* PROBLEM DESCRIPTION *
Examine the entries and show every line in which the word "decrease" is found.

[App and web page records]
++++++
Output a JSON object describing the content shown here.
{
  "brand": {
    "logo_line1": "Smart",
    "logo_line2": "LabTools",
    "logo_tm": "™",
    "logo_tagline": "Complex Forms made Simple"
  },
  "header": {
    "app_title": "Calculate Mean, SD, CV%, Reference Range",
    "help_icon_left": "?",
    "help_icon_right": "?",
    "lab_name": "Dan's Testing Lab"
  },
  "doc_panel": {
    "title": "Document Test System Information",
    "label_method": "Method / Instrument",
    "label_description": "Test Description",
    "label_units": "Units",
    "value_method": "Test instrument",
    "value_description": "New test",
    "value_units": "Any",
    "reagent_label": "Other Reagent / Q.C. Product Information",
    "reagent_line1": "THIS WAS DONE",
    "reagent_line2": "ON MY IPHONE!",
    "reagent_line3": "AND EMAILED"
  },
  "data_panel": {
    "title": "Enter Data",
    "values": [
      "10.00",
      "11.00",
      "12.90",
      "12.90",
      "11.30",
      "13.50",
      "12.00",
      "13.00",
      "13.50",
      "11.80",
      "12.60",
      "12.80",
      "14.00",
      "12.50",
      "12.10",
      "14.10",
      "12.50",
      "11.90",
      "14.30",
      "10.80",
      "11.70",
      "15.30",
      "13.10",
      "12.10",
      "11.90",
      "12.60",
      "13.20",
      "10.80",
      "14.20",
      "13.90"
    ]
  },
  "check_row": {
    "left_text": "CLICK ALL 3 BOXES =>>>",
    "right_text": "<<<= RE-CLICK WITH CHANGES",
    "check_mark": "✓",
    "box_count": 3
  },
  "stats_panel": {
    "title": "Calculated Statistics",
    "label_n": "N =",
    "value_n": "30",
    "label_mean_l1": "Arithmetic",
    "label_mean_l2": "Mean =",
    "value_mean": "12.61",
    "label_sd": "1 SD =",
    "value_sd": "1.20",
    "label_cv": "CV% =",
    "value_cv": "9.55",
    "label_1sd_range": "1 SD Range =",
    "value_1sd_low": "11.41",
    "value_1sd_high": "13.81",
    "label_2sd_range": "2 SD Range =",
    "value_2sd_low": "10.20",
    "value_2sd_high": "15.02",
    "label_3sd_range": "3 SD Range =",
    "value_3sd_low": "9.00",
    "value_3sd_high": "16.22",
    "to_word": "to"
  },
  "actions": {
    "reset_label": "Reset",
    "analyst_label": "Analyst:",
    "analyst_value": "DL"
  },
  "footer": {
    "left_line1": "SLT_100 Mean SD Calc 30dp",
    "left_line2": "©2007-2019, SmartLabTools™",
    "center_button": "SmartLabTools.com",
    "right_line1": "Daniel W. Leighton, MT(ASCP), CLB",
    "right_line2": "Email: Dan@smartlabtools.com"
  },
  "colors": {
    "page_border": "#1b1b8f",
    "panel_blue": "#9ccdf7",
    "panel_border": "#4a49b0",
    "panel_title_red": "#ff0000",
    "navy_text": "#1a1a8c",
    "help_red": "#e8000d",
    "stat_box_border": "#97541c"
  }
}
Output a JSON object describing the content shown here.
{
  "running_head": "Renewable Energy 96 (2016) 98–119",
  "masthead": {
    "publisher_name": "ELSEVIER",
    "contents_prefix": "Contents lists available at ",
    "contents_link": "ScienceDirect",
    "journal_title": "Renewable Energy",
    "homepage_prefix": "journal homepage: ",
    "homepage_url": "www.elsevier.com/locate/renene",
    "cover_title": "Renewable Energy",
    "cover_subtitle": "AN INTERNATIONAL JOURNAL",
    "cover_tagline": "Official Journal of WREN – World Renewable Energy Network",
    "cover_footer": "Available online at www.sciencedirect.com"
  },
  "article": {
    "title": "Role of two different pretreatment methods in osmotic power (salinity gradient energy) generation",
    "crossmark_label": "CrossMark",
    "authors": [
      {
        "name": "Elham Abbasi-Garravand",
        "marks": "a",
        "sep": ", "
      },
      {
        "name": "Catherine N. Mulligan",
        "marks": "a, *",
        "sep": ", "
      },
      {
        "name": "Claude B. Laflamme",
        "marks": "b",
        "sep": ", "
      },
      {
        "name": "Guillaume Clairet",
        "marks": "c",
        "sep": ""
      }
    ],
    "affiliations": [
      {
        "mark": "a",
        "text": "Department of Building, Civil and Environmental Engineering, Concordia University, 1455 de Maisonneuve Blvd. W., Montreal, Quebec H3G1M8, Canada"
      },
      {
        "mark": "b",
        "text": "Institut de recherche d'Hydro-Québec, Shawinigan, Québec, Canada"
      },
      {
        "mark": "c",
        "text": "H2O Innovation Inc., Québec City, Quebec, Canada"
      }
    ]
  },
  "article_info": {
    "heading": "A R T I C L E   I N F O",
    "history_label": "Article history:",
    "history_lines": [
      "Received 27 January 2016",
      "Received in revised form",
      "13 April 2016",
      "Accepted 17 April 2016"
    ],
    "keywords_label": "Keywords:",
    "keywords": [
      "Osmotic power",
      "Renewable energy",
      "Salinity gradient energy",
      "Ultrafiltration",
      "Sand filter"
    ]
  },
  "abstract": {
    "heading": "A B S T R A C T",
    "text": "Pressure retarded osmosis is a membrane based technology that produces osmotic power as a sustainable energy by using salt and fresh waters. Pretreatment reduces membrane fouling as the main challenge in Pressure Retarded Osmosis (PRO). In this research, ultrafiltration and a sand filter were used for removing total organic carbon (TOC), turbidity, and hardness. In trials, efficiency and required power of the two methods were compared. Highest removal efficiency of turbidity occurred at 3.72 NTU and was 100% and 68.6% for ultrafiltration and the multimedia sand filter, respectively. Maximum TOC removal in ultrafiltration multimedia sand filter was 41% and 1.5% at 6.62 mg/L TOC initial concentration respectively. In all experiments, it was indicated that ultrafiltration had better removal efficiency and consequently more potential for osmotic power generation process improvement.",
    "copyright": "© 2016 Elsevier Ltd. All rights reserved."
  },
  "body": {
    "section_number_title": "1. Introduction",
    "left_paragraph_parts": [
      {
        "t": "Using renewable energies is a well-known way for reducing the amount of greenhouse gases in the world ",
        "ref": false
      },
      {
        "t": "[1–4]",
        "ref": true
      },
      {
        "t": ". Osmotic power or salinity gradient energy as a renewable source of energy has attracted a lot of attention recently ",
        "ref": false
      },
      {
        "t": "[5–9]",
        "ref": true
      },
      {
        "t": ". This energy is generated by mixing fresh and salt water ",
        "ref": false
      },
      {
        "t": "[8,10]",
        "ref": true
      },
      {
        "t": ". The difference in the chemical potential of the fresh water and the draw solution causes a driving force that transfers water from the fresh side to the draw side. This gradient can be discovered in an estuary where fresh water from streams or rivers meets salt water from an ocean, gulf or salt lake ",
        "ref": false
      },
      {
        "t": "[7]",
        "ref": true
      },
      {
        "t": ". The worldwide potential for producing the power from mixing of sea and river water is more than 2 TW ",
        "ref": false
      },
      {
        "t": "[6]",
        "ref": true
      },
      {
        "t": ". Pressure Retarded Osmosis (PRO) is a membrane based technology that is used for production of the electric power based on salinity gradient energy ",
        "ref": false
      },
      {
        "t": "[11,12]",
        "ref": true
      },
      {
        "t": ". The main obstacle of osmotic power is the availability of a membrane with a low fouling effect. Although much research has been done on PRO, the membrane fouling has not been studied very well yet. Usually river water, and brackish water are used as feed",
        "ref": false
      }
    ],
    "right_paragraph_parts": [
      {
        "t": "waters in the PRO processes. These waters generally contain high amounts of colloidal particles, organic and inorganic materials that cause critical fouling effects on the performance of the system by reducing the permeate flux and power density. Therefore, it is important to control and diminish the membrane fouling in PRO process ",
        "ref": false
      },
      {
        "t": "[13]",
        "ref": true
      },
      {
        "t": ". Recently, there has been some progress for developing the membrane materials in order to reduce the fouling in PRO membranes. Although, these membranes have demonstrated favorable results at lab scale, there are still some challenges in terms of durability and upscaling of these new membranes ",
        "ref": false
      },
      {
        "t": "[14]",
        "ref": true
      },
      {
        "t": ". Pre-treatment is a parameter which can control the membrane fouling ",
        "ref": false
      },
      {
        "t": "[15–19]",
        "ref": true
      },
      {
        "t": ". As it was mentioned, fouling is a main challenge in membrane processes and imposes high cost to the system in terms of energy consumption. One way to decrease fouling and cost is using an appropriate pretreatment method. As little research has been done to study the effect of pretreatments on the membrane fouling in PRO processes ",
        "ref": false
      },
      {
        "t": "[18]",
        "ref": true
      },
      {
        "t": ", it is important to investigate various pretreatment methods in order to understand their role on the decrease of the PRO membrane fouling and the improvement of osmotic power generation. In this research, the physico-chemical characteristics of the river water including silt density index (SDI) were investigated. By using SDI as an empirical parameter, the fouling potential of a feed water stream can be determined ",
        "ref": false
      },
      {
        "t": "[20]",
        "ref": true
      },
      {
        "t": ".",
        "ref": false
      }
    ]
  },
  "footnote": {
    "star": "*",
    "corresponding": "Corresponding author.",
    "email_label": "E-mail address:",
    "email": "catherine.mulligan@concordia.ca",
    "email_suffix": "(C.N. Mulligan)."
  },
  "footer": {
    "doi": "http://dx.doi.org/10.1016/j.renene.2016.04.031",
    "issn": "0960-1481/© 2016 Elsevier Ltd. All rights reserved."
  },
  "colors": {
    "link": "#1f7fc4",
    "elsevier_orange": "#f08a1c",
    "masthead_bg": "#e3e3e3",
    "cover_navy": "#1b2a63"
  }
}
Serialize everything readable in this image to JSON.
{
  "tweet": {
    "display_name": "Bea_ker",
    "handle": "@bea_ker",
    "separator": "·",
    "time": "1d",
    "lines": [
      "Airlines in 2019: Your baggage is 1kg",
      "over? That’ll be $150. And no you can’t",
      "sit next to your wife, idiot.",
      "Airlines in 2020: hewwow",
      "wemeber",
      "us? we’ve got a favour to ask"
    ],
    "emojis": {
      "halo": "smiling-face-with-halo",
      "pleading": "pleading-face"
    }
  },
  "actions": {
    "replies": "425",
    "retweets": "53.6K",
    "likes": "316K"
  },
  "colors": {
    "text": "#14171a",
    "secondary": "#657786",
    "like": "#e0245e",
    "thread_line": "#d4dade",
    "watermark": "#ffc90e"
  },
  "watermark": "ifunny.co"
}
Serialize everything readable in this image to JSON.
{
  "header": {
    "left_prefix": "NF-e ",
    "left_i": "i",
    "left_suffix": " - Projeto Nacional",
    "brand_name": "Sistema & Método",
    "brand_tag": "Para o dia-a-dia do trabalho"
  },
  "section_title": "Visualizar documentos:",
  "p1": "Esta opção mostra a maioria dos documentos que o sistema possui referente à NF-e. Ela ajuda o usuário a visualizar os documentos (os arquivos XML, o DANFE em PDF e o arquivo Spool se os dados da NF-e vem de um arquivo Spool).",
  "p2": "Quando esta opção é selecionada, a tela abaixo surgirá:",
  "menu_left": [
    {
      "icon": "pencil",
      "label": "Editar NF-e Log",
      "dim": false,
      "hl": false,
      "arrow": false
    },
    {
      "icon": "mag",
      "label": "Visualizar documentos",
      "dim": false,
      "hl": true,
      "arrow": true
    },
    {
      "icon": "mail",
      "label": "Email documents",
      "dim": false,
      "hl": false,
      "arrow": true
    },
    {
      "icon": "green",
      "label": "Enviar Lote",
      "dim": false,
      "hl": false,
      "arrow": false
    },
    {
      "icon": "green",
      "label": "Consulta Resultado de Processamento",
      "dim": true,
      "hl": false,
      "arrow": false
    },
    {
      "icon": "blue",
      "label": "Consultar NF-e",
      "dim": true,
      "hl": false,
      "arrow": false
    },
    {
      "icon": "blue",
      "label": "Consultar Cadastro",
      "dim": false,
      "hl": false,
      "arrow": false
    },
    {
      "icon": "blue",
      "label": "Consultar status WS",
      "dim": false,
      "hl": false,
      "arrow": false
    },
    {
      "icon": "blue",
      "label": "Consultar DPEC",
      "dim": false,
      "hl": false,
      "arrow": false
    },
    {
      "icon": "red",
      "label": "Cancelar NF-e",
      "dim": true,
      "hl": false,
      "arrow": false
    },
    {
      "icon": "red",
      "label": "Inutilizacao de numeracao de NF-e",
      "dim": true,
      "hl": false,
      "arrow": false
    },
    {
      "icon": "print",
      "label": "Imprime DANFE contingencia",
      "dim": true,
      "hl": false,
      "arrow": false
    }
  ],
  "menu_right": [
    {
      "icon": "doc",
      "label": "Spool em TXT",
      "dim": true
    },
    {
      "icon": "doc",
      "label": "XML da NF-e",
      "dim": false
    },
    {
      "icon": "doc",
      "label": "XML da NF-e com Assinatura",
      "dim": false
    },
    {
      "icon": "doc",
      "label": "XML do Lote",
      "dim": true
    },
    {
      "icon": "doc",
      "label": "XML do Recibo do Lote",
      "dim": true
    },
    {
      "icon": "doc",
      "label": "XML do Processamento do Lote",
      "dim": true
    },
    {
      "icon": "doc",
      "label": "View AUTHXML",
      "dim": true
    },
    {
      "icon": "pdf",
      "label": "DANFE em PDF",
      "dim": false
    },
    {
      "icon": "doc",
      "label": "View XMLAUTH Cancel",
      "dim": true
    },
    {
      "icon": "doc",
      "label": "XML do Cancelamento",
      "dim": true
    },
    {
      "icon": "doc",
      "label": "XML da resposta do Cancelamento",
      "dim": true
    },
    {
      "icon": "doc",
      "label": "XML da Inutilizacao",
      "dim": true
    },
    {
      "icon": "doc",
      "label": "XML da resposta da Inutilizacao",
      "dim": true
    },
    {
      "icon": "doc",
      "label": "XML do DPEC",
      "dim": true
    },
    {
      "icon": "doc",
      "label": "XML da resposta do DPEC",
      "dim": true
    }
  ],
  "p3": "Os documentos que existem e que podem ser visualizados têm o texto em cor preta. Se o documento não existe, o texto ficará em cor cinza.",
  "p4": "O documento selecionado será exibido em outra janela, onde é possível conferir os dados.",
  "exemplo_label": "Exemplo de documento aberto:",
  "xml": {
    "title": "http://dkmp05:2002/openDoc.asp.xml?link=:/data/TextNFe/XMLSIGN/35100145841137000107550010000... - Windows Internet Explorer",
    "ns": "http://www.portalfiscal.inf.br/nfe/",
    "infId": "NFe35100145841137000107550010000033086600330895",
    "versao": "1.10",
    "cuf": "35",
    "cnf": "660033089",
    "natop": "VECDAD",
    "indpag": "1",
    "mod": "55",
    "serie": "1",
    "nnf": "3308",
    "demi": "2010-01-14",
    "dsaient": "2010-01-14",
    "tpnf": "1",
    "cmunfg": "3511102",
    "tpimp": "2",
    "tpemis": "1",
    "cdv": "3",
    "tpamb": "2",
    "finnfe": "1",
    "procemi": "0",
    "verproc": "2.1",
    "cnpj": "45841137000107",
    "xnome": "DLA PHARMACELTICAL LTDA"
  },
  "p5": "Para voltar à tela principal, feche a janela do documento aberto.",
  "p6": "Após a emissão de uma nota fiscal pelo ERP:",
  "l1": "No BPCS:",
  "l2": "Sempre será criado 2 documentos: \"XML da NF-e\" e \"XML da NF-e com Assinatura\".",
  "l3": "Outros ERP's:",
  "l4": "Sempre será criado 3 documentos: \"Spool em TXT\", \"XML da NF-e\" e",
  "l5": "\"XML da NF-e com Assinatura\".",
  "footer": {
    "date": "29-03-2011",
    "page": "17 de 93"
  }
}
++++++
* RESPONSE *
        "t": ". As it was mentioned, fouling is a main challenge in membrane processes and imposes high cost to the system in terms of energy consumption. One way to decrease fouling and cost is using an appropriate pretreatment method. As little research has been done to study the effect of pretreatments on the membrane fouling in PRO processes ",
        "t": ", it is important to investigate various pretreatment methods in order to understand their role on the decrease of the PRO membrane fouling and the improvement of osmotic power generation. In this research, the physico-chemical characteristics of the river water including silt density index (SDI) were investigated. By using SDI as an empirical parameter, the fouling potential of a feed water stream can be determined ",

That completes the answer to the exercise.